▸ **Work task**: Count every line in the data that contains the word "title", then report that number alone.

--------------------

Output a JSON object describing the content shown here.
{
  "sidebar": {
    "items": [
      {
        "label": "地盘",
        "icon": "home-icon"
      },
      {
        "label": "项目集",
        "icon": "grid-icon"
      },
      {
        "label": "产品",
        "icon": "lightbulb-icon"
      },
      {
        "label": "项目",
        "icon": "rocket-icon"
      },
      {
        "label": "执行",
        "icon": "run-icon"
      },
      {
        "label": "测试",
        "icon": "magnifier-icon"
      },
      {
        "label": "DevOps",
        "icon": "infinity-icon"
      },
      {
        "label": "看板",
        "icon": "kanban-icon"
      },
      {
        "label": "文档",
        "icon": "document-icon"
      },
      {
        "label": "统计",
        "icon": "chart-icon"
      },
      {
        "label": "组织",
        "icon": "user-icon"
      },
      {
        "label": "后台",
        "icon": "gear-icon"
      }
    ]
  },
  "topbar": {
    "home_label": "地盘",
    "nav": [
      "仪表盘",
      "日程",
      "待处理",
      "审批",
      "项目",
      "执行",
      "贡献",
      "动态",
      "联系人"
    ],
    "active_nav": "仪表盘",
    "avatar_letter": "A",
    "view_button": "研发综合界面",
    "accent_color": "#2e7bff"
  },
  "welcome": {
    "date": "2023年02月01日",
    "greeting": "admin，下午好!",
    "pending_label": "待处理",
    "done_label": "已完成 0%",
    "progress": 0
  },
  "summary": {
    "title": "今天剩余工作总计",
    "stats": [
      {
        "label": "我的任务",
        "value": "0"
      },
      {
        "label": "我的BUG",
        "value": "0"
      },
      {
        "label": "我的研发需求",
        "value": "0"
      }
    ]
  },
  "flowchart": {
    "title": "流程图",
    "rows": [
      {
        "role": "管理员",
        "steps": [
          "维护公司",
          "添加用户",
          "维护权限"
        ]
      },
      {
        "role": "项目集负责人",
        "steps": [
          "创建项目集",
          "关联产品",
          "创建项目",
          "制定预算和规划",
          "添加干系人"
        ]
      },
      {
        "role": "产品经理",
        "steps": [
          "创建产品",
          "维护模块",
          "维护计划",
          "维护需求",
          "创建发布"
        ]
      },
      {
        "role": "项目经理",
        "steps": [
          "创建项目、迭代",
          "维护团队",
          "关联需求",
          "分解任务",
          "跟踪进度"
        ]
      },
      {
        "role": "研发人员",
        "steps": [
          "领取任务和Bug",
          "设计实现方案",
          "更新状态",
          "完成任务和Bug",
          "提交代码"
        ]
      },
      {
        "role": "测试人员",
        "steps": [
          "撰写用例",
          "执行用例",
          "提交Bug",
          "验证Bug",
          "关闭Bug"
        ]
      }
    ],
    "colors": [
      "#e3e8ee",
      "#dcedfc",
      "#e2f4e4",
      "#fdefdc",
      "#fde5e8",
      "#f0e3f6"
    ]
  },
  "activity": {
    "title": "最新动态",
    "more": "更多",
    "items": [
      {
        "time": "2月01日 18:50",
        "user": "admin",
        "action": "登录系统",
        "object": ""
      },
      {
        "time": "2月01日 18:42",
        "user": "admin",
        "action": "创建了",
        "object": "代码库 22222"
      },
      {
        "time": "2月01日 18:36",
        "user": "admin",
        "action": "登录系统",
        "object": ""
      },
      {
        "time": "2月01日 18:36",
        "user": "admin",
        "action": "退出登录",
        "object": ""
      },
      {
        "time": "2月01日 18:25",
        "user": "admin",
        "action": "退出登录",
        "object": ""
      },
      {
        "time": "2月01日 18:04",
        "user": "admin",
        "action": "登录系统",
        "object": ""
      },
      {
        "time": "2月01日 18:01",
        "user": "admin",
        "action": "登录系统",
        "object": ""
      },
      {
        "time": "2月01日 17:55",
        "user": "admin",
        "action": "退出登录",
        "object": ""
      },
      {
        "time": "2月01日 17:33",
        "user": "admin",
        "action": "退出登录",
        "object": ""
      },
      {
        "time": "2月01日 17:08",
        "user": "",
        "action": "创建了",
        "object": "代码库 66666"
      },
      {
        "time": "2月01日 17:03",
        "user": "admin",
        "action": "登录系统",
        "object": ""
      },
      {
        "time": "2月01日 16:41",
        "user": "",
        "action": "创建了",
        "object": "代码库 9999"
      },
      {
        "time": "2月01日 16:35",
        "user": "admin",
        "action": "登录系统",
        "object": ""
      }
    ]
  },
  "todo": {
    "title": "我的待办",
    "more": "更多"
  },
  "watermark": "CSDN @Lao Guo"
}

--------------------

▸ **Finished task**: 4